Unfortunately, the answer is no. You can’t even make them becoming personal representatives contingent to being a certain age before they could become it (ie. If my son/daughter is 25 at the time of my death). Your kids have to be over 18 to be named in your Will as your Personal Representative because they technically must be able to consent to it and if they are under 18 they don’t have the legal capacity to do so.

2. My potential personal representative lives outside of Alberta. Can I name them?

Yes, you can but there are some concerns. If your PR is in Alberta they will be bonded automatically against errors and omissions which gives them a safety net when acting as a PR. If they are in Canada but outside of Alberta your estate should pay for bonding to ensure coverage so this is a cost that should be accounted for. In addition, if your potential PR is outside of Canada there could be potential tax implications for them which can’t truly be accounted for. That would clearly not be your intention so be very cautious.

3. I have young children – why should I name potential grandchildren as beneficiaries?

We usually get very strange looks when we suggest naming potential grandchildren as beneficiaries even though your own children are very young. As lawyers we are tasked with thinking of potential situations and one of those situations is you not revisiting your Will over a number of years or being incapable of redrafting your Will at some time in the future. We have seen clients probating wills from 40-50 years earlier where the person drafting it did not include future generations. This could cause a situation where you are deemed to die intestate (or without a will) if there are no survivors named. Out of an abundance of caution we go this extra step.

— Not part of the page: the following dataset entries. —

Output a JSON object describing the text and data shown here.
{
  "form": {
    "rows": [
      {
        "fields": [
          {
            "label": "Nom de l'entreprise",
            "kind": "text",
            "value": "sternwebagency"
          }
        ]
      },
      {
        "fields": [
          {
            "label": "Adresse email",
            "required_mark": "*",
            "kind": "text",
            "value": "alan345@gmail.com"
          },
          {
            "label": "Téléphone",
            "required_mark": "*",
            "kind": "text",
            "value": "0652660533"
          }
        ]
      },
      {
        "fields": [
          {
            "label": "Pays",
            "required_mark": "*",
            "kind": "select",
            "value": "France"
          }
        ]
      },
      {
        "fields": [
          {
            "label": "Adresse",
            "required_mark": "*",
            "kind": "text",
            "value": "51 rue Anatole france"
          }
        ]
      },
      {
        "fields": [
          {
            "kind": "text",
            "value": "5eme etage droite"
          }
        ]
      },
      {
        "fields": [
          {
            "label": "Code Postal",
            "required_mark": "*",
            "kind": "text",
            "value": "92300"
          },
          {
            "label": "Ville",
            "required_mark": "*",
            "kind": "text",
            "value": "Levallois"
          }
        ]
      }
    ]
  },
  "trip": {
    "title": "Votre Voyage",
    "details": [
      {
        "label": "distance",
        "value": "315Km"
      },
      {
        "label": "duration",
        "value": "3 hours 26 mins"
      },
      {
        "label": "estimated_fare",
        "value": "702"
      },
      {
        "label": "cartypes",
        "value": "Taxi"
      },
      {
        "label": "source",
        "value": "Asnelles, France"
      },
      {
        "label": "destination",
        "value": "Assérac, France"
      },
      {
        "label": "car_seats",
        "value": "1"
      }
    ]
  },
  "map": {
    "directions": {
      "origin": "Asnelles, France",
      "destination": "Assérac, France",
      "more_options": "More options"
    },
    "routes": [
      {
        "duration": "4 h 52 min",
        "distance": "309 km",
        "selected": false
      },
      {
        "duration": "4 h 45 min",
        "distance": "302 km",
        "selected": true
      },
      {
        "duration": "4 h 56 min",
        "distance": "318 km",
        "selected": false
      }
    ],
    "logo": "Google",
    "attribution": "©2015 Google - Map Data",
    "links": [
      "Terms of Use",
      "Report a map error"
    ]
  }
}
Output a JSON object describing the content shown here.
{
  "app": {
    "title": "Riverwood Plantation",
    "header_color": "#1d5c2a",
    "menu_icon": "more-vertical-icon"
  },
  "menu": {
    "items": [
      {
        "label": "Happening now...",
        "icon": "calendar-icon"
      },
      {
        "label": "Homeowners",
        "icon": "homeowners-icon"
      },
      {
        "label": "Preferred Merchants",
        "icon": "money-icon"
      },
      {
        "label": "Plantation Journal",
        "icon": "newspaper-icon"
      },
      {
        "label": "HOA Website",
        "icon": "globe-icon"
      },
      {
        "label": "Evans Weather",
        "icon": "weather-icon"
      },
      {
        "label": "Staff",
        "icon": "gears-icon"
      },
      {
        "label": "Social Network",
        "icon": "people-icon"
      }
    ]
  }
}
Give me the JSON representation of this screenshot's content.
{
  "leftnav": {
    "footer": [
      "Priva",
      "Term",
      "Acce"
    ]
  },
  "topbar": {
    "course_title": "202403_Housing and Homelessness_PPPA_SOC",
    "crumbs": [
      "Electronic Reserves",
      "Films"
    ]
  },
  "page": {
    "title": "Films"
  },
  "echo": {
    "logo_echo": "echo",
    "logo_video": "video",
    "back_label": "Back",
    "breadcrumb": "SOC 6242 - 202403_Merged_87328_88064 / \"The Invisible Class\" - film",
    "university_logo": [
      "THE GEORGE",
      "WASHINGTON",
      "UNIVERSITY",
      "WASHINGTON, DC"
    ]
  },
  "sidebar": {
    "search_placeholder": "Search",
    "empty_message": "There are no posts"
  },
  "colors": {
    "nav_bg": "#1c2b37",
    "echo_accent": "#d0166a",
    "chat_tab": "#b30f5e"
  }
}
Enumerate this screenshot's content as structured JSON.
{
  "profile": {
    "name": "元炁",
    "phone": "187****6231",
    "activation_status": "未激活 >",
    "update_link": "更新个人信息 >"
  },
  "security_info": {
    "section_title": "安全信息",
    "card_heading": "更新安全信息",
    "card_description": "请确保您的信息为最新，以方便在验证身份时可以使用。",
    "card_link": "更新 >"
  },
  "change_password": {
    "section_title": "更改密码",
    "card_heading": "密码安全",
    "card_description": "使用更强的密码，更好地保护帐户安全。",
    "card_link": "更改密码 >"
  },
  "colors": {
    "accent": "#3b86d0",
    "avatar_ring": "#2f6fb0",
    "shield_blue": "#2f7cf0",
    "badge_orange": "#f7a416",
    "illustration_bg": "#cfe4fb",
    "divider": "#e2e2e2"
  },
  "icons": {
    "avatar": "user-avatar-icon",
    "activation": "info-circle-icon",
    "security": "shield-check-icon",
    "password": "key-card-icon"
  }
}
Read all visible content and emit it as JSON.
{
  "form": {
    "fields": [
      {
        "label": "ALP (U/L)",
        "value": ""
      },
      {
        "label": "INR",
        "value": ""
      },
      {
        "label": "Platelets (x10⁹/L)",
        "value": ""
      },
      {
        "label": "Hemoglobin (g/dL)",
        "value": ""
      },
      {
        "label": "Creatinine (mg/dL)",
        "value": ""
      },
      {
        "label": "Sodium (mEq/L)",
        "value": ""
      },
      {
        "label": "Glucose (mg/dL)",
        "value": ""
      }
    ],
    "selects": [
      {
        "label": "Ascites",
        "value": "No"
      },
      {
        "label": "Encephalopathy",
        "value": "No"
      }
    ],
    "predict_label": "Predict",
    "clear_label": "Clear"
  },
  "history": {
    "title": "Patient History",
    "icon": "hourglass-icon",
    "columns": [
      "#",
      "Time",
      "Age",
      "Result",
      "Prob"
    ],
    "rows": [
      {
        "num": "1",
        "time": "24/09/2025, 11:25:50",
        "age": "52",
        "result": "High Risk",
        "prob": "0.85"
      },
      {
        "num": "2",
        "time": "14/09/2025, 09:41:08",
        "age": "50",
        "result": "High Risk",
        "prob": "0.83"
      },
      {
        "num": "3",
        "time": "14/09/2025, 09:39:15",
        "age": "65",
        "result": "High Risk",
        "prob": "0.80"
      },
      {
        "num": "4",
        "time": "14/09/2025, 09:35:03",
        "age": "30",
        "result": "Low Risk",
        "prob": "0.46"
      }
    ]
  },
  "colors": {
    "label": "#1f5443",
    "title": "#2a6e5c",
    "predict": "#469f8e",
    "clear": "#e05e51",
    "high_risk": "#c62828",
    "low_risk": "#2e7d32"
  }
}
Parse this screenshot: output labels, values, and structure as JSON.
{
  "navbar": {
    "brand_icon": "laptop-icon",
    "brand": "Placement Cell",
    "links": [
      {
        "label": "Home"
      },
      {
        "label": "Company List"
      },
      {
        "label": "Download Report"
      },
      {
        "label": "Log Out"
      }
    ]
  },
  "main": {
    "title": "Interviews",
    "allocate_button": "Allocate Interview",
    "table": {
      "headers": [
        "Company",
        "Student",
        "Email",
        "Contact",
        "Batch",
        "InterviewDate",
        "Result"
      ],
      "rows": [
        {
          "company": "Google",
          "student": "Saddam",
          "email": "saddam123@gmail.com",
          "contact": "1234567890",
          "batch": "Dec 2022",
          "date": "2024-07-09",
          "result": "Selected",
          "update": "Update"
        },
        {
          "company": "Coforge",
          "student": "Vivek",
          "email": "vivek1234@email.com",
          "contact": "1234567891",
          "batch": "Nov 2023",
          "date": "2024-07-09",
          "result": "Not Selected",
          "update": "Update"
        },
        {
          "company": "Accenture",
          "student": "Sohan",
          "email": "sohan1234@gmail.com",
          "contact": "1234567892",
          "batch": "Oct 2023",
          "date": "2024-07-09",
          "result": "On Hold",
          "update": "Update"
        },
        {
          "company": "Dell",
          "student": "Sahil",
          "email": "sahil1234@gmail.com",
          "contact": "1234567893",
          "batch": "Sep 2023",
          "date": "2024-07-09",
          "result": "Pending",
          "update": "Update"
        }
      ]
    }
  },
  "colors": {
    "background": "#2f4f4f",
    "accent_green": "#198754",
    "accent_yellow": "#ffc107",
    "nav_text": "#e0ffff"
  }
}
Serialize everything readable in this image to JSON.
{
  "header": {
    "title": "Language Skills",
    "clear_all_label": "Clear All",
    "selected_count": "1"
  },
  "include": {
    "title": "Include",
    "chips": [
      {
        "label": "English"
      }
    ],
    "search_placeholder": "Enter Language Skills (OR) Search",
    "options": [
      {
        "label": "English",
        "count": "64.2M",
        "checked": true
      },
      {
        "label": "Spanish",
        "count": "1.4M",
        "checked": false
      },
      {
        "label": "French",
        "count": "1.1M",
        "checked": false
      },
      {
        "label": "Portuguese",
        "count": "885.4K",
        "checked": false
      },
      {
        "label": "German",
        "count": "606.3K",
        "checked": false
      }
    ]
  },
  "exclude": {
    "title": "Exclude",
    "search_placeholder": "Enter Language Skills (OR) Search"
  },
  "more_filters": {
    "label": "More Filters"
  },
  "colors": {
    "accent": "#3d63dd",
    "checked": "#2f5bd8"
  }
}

4. I have had some issues with some of my family – do I have to name them as beneficiaries?

Unfortunately, this happens – life comes at us from a series of angles and not always in a pleasant way or the way we would hope. You are absolutely free to make arrangements as you see fit but there are some pieces of legislation that you could run offside of so these need to be accounted for in making decisions. If you draft your will without being aware of these situations your plans could be overridden and you could end up with unintended beneficiaries. We can and do help clients work through these issues in the best possible manner.

Ultimately there are a number of factors to consider when drafting a Will and you can’t be and shouldn’t have to be aware of them all. This is where we can step in and help you sort through the endless pitfalls that can catch you off guard.

For more information regarding real estate law, we are Calgary’s leading legal real estate team to help you. Contact us today, 403 245 – 3500, or email us at info@calgarylaw.com.